Iconic columnist George Will has now sounded the latest admonition of DOOM! for conservatism if Donald Trump wins the Republican nomination. “If Trump wins the nomination, prepare for the end of the conservative party,” reads the headline. And the piece is no less ominous. After ticking off Trump’s myriad personal and political flaws, Will comes to his true point: better for the Republicans to lose the presidency than win with Trump. He writes:
Certainly conservatives consider it crucial to deny the Democratic Party a third consecutive term controlling the executive branch.

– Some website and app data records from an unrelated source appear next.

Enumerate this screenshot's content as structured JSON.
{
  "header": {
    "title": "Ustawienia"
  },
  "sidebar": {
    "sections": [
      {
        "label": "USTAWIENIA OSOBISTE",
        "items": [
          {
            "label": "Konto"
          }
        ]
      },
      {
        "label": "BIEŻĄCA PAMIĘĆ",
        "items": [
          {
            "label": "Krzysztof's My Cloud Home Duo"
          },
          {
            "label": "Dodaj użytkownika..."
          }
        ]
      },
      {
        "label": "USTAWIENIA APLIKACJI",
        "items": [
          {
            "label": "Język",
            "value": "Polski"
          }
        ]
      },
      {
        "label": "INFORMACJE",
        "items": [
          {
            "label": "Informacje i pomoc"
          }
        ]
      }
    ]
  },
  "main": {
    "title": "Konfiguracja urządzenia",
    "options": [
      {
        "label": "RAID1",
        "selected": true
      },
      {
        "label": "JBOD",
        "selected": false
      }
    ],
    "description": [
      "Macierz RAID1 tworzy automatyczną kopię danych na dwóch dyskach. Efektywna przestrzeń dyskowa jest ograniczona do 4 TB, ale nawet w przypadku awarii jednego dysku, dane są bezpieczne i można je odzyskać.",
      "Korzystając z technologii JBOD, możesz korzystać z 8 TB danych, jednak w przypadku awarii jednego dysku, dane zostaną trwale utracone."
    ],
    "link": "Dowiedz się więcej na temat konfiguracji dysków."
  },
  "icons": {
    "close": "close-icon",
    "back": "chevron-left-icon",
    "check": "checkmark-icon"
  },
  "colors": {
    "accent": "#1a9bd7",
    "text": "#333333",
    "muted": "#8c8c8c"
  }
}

Extending from eight to 12 years its use of unbridled executive power would further emancipate the administrative state from control by either a withering legislative branch or a supine judiciary. But first things first. Conservatives’ highest priority now must be to prevent Trump from winning the Republican nomination in this, the GOP’s third epochal intraparty struggle in 104 years.
How odd. Just days ago, Bret Stephens of The Wall Street Journal was busy writing that clearly the only thing that mattered to backers of Donald Trump and Senator Ted Cruz (R-TX) was losing to Hillary Clinton. Now, Will openly says he’d prefer to lose if it means stopping Trump. The panic is palpable amongst the establishment pundits.

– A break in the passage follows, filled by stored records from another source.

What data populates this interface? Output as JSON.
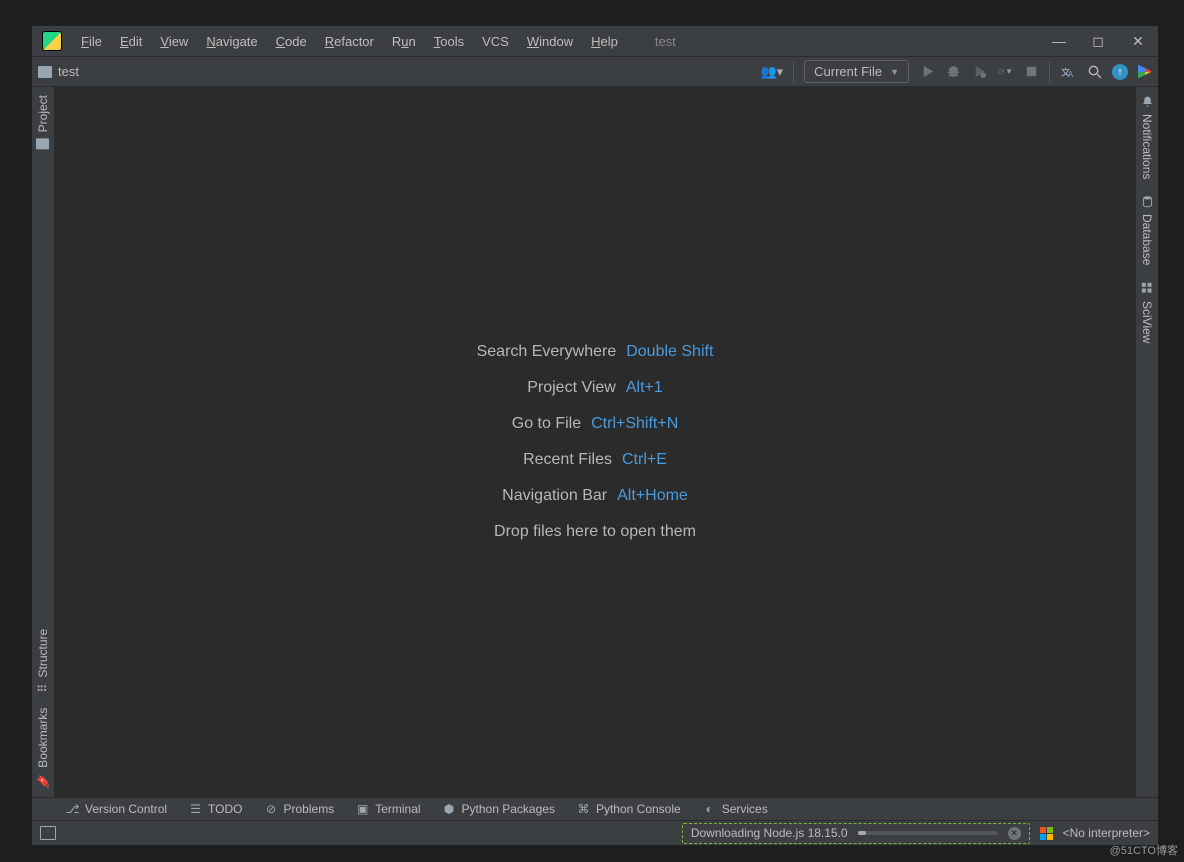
{
  "menu": {
    "file": "File",
    "edit": "Edit",
    "view": "View",
    "navigate": "Navigate",
    "code": "Code",
    "refactor": "Refactor",
    "run": "Run",
    "tools": "Tools",
    "vcs": "VCS",
    "window": "Window",
    "help": "Help"
  },
  "project_name": "test",
  "breadcrumb": {
    "project": "test"
  },
  "run_config": {
    "label": "Current File"
  },
  "left_stripe": {
    "project": "Project",
    "structure": "Structure",
    "bookmarks": "Bookmarks"
  },
  "right_stripe": {
    "notifications": "Notifications",
    "database": "Database",
    "sciview": "SciView"
  },
  "tips": [
    {
      "label": "Search Everywhere",
      "shortcut": "Double Shift"
    },
    {
      "label": "Project View",
      "shortcut": "Alt+1"
    },
    {
      "label": "Go to File",
      "shortcut": "Ctrl+Shift+N"
    },
    {
      "label": "Recent Files",
      "shortcut": "Ctrl+E"
    },
    {
      "label": "Navigation Bar",
      "shortcut": "Alt+Home"
    }
  ],
  "drop_hint": "Drop files here to open them",
  "bottom_tabs": {
    "vcs": "Version Control",
    "todo": "TODO",
    "problems": "Problems",
    "terminal": "Terminal",
    "pypkg": "Python Packages",
    "pyconsole": "Python Console",
    "services": "Services"
  },
  "status": {
    "download": "Downloading Node.js 18.15.0",
    "interpreter": "<No interpreter>"
  },
  "watermark": "@51CTO博客"
}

Will rightly points out that Trump represents a strain of thinking foreign to conservatism. He’s more along the lines of Teddy Roosevelt’s progressivism or the supposed “pragmatism” of Rockefeller Republicans than Ronald Reagan. All that is true. But then Will concludes:
[T]his avatar of unfettered government and executive authoritarianism has mesmerized a large portion of Republicans for six months. The larger portion should understand this: One hundred and four years of history is in the balance. If Trump is the Republican nominee in 2016, there might not be a conservative party in 2020 either.

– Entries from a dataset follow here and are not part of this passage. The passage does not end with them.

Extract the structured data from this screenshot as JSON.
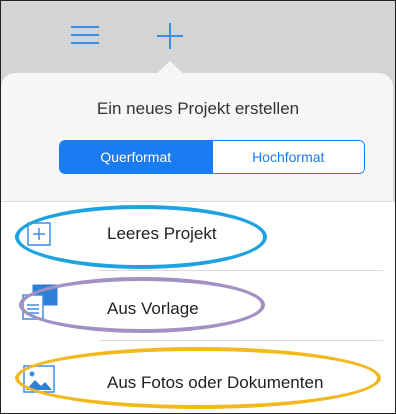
{
  "toolbar": {
    "menu_icon": "hamburger-menu-icon",
    "add_icon": "plus-icon"
  },
  "popover": {
    "title": "Ein neues Projekt erstellen",
    "orientation": {
      "options": [
        "Querformat",
        "Hochformat"
      ],
      "selected": "Querformat"
    },
    "items": [
      {
        "label": "Leeres Projekt",
        "icon": "plus-square-icon",
        "highlight_color": "#1fa3e0"
      },
      {
        "label": "Aus Vorlage",
        "icon": "template-pages-icon",
        "highlight_color": "#a191c4"
      },
      {
        "label": "Aus Fotos oder Dokumenten",
        "icon": "photo-icon",
        "highlight_color": "#f2b91e"
      }
    ]
  },
  "colors": {
    "accent": "#1a7cf2",
    "toolbar_bg": "#d4d4d4",
    "popover_bg": "#f6f6f6"
  }
}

This is wildly overstated. The fact is that the Republican Party has shifted the definition of conservatism to meet non-conservative presidential candidates over and over again. As I wrote about Mitt Romney in early 2012:
Yes, defeating horrible politicians like Barack Obama is the top goal — but that doesn’t justify redefining conservatism entirely…. When we deliberately broaden conservatism to encompass government-forced purchase of health insurance or raising taxes or appointing liberal judges or enforcing same-sex marriage or using taxpayer money to bail out business or pushing trade barriers, we destroy conservatism from within. If we do that, why would our politicians even bother to pay lip service to the standard?
I have great sympathy for the argument that Trumpism harms conservatism. But so did McCainism and Romneyism and Bushism and Doleism. None of the current Trump critics seemed to have a problem with any of that. The Republican Party stumbles ever forward, pushing such candidates. Why would Trump be any different -- except that the base likes Trump, where many in the base disliked the others?